Puget Sound Sage has released its latest report “Below the Radar:How Sea‑Tac Airport’s substandard working conditions hurt our region and how other major airports changed course toward growth and prosperity.”
Many travelers are unaware of the work it takes to fly in and out of Sea-Tac Airport safely, comfortably and with all their belongings. The people who handle baggage, clean cabins and provide assistance for the elderly and passengers with disabilities are essential to the quality of this experience, yet they endure poor wages, benefits and working conditions.
The consequences and their underlying causes are below the radar of the public and policy makers.
It does not have to be this way.
Four major West Coast airports — Los Angeles International, San Francisco International, Oakland International and San José International — have set minimum workforce standards to address the adverse effects of low-wage jobs and outsourcing. These airports’ policies are setting standards that create economic success for workers, local economies, airports and their airlines. Moreover, a comparison between airline and airline contractor operations at these West Coast airports and Sea-Tac Airport shows that Sea-Tac is below standard.
For decades, the airline industry has cut costs on ground-based operations that are critical to passenger air service — including baggage handling, cabin cleaning and wheelchair services. By outsourcing these services to businesses with lower wages and fewer benefits, the industry’s workers, their communities and travelers have been subjected to many unintended, negative consequences. Currently, 2,100 workers at Sea-Tac Airport endure poverty-level wages, no benefits and unsafe working conditions.

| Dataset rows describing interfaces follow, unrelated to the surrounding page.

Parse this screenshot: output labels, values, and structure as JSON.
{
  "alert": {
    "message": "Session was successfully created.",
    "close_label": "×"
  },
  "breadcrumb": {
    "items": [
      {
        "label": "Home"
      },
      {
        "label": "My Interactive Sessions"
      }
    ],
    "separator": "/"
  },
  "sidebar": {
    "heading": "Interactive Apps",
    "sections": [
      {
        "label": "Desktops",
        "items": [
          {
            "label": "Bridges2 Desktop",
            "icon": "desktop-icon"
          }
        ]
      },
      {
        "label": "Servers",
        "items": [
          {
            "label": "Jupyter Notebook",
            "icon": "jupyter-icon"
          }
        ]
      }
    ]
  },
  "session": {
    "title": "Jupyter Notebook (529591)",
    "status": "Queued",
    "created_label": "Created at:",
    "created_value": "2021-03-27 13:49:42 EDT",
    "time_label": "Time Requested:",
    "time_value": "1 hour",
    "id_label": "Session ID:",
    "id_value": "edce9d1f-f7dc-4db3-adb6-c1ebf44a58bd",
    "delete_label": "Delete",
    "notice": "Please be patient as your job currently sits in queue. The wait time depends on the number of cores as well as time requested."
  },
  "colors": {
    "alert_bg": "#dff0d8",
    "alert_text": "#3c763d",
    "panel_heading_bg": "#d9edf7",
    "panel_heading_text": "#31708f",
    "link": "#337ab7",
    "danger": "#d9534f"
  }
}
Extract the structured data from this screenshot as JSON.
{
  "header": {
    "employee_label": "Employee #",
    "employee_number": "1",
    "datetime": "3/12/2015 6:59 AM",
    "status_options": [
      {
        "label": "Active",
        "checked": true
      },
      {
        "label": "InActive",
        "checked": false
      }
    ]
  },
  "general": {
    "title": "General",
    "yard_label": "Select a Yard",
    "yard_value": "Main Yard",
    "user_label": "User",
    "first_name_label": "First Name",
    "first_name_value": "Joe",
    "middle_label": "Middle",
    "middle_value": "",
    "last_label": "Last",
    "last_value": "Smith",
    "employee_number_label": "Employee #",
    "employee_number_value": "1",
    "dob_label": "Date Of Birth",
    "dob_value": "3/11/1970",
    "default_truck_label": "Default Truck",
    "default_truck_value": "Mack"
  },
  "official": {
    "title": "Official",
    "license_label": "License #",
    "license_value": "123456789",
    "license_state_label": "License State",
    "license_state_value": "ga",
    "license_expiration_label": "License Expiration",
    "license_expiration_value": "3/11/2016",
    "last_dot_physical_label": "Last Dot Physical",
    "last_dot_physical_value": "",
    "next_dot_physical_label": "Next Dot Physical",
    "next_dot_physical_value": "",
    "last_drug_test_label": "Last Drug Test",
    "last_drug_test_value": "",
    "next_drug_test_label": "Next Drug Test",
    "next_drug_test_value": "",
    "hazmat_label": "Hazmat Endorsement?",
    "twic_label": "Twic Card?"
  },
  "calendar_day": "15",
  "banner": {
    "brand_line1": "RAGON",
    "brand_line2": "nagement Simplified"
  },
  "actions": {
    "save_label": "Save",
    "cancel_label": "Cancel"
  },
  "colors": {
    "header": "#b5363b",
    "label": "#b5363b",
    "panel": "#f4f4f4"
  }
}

A majority of these workers live in neighboring suburban cities with a dramatically higher poverty rate (16%) than the rest of King County (9%) and worse reported health. As airport workers rely on public services to feed their families, the airport’s largest carrier, Alaska Airlines, boasts record profits for 2012.
Airline contractors compete fiercely by cutting costs that can also compromise airport security, public health and passenger safety. Before the tragic events of 9-11, low wages for passenger screeners led to such high rates of turnover (approaching 200% a year) that Federal agencies determined nationwide airport security to be compromised.
Thirteen years later, airport workers with other vital security functions continue to make poverty wages. Also, studies at major U.S. airports show that key personnel, such as wheelchair agents and cabin cleaners, lack proper safety equipment, receive inadequate training and cannot take paid time off for illness. Recent allegations filed by over 50 airline contractor employees with Washington’s Division of Occupational Safety and Health indicate similar problems at Sea-Tac Airport.
Sea‑Tac Airport and its dominant carrier, Alaska Airlines, can meet West Coast standards.
Alaska Airlines has made record profits for several years and analysts expect the carrier to continue outperforming its competitors.
A significant percentage of Alaska Airlines’ operations (12.5%) occur at West Coast airports that have established workforce standards. This number comprises one out of eight of all Alaska enplanements (the number of passengers boarding flights).
Requirements for living wages and better benefits have not prevented Alaska Airlines from expanding business.
In 2012 Alaska Airlines invested $16 million to renovate a terminal at LAX, the airport with the highest minimum wage on the West Coast.
Alaska Airlines increased passenger volume at San José (SJC) by 26% following implementation of living wage requirements.
Several of Alaska Airlines’ contractors at Sea-Tac Airport — all multi-national companies with global customers — operate successfully under workforce standards at other airports.
Sea-Tac Airport’s monopoly on regional air travel will prevent loss of airline business to local competitors.
Recommendations: Sea‑Tac Airport and Alaska Airlines should meet West Coast standards.
Agencies responsible for the health and welfare of King County residents should work together to enact policy and programs that align with the standard set by other West Coast airports.
Alaska Airlines can and should lead this transformation. The minimum standards should include:
• Living wages
• Paid time off for sick and personal days
• Worker retention for airline and airport contractors
• Flexibility for collective bargaining
• Increased security and safety training
Read the entire report at Puget Sound Sage.